> [WORK INSTRUCTIONS]:
Copy every line that contains the string "size" from the entries below.

> [MATERIAL FOR THIS EXERCISE]:
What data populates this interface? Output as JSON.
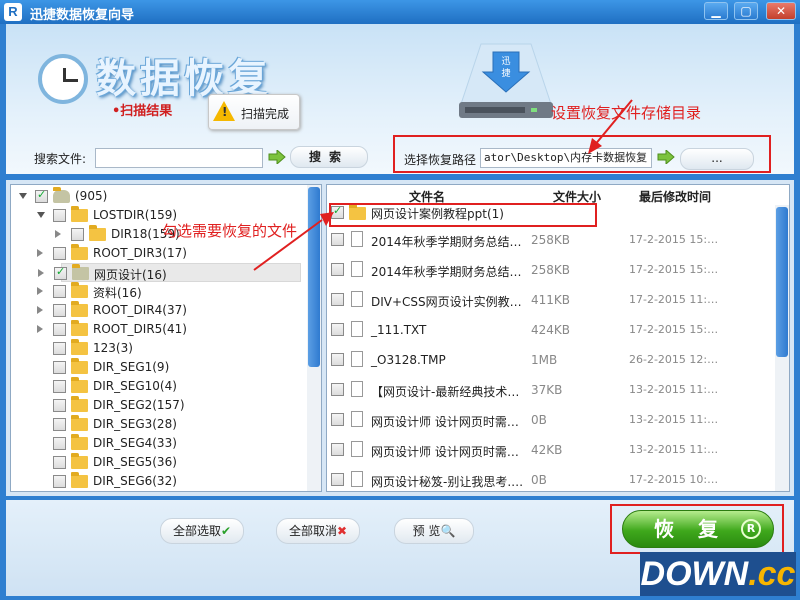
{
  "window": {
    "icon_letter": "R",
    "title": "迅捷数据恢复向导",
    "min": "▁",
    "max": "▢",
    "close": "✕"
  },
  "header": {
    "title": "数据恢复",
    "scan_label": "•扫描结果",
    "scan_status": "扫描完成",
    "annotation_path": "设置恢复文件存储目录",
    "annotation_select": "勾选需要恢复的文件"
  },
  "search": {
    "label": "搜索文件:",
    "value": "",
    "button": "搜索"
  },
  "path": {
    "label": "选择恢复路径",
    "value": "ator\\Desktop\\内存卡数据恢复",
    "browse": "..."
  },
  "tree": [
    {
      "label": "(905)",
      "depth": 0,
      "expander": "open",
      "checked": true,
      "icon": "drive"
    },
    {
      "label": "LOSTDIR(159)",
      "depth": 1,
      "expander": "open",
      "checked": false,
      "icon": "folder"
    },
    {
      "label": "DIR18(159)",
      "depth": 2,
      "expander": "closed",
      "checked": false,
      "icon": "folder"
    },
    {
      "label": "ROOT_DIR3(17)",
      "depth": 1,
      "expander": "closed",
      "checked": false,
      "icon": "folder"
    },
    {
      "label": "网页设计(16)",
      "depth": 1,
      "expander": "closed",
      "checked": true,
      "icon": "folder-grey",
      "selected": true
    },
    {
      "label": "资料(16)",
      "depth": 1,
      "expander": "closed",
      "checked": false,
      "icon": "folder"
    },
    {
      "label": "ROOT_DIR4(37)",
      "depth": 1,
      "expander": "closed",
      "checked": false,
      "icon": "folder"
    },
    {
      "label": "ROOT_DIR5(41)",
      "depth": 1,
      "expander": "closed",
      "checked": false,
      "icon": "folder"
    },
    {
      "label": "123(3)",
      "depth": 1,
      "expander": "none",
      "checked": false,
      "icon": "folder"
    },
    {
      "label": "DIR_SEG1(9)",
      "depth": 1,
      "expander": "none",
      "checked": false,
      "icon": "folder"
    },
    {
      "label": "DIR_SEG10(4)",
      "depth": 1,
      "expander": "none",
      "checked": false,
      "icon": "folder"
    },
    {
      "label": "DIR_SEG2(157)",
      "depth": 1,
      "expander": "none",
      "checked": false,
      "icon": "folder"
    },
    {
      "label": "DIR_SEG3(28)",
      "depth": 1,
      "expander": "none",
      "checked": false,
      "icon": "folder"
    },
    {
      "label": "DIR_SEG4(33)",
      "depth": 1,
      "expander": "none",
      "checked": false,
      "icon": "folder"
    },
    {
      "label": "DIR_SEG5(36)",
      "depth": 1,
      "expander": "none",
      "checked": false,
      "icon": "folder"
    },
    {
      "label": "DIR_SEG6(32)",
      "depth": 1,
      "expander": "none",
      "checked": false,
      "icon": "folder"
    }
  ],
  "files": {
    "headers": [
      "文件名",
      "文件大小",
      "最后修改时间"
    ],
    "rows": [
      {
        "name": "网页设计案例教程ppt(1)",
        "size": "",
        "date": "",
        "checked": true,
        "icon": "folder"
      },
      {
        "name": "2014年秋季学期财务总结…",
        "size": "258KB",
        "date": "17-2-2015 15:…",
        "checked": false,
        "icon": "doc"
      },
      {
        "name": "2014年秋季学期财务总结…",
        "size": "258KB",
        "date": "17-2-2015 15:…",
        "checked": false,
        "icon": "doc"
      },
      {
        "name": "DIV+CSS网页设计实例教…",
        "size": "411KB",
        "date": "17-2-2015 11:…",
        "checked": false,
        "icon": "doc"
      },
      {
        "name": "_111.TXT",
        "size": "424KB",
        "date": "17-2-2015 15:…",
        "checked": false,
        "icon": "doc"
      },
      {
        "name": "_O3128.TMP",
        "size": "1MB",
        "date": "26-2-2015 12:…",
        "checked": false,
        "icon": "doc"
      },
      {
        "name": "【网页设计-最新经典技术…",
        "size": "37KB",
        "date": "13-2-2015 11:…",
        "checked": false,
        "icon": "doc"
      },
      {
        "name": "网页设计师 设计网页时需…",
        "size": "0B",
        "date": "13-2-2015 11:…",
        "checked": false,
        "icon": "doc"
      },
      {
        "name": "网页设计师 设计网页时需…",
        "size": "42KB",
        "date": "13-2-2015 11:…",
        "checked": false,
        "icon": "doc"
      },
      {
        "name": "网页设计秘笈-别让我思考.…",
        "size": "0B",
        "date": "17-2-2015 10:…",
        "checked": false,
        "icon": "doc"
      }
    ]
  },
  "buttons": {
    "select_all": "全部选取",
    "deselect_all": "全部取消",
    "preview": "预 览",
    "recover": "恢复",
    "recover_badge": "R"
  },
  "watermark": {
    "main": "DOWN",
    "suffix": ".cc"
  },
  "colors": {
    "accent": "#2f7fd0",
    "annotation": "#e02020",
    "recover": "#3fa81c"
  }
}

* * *

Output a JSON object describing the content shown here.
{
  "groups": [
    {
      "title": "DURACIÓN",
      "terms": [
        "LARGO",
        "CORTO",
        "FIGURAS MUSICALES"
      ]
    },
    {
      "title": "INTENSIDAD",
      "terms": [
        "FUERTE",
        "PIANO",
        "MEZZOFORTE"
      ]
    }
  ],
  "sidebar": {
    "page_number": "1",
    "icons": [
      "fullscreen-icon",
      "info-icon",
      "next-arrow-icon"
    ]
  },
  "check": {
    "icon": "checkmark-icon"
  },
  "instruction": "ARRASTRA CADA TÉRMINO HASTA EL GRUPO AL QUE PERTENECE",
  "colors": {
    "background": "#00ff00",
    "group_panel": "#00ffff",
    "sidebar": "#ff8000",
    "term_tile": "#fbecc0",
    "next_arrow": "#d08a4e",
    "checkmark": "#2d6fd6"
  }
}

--

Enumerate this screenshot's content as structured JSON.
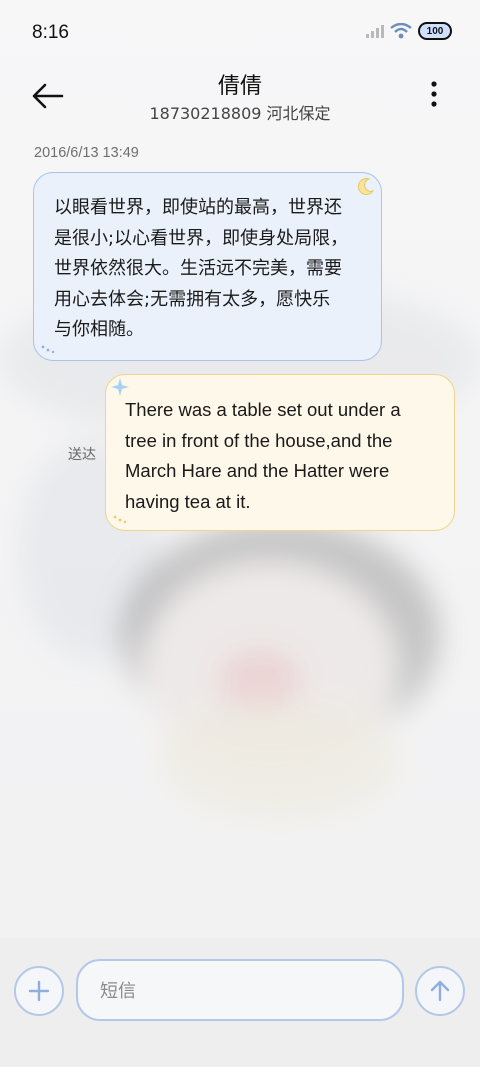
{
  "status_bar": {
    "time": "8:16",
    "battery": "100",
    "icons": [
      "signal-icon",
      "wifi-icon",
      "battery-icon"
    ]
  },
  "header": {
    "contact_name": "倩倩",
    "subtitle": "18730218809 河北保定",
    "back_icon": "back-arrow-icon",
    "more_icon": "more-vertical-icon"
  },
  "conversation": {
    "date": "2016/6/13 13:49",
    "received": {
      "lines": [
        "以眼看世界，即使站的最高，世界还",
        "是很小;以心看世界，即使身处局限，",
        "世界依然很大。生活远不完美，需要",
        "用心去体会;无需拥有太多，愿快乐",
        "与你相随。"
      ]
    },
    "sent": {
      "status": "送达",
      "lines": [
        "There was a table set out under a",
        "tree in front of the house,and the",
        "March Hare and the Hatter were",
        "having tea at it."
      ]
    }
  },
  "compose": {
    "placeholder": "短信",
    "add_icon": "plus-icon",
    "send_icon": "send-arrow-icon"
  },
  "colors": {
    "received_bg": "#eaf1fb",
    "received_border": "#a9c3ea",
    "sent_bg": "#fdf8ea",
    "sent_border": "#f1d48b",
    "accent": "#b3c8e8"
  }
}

> [RESPONSE TO THE EXERCISE]:
        "size": "",
        "size": "258KB",
        "size": "258KB",
        "size": "411KB",
        "size": "424KB",
        "size": "1MB",
        "size": "37KB",
        "size": "0B",
        "size": "42KB",
        "size": "0B",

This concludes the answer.